The circular arrangement of the community is important in this. To understand its power as a collaborative conversation model and the kinds of insights that can pour into the group process, it helps to understand that when we circle up in a ring of chairs, we are activating an archetype. Archetypal energy tends to made our experience seem bigger, brighter or darker; our words take on shades of meaning, and our dialogue, decisions, and actions take on added significance. Part of the attraction to circle process is the way archetypal energy can magnify issues among the group and help transform them. Those who have experienced this have referred to the archetypal energy as ‘the magic of circle’ that occurs when the best - or sometimes the worst - comes out of us and we find ourselves capable of responding with a creativity, innovation, problem-solving and visioning that astound us. Others talk about the circle as an experience of synergy, as being able to tap into something they didn’t know was in them and could not have predicted as a possible outcome at the start of a circle meeting. Such is the occurrence of the Wisdom Event in a community, Part Four, Expansion of the Community of Faith.

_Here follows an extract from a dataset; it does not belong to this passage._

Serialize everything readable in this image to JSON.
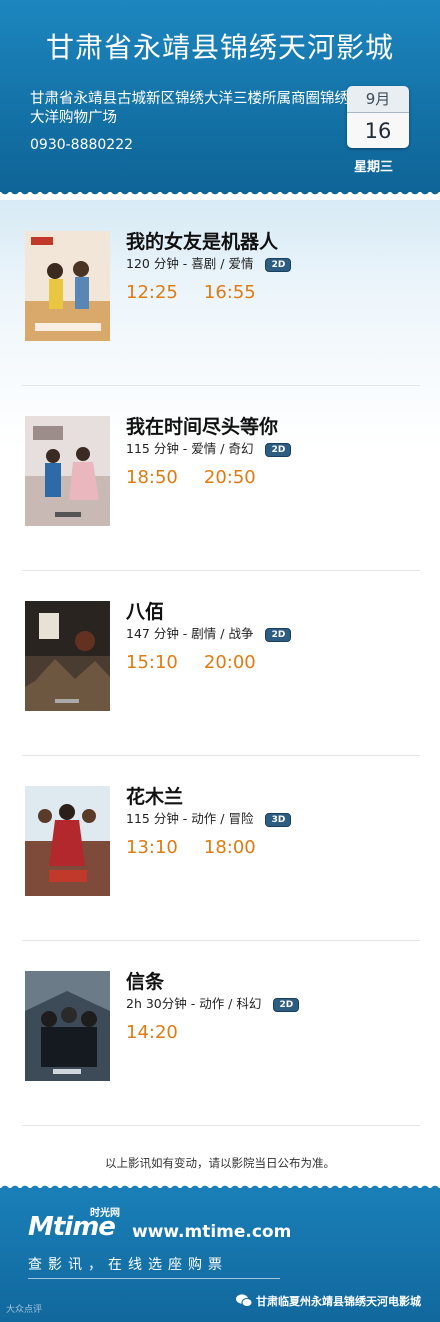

This four-part development would seem to underscore something several of us noted in our Saturday Bible Sharing session yesterday, and that is the demise of the cowboy way, or put differently, the requirement for the gifted person to be backed by a communal chorus.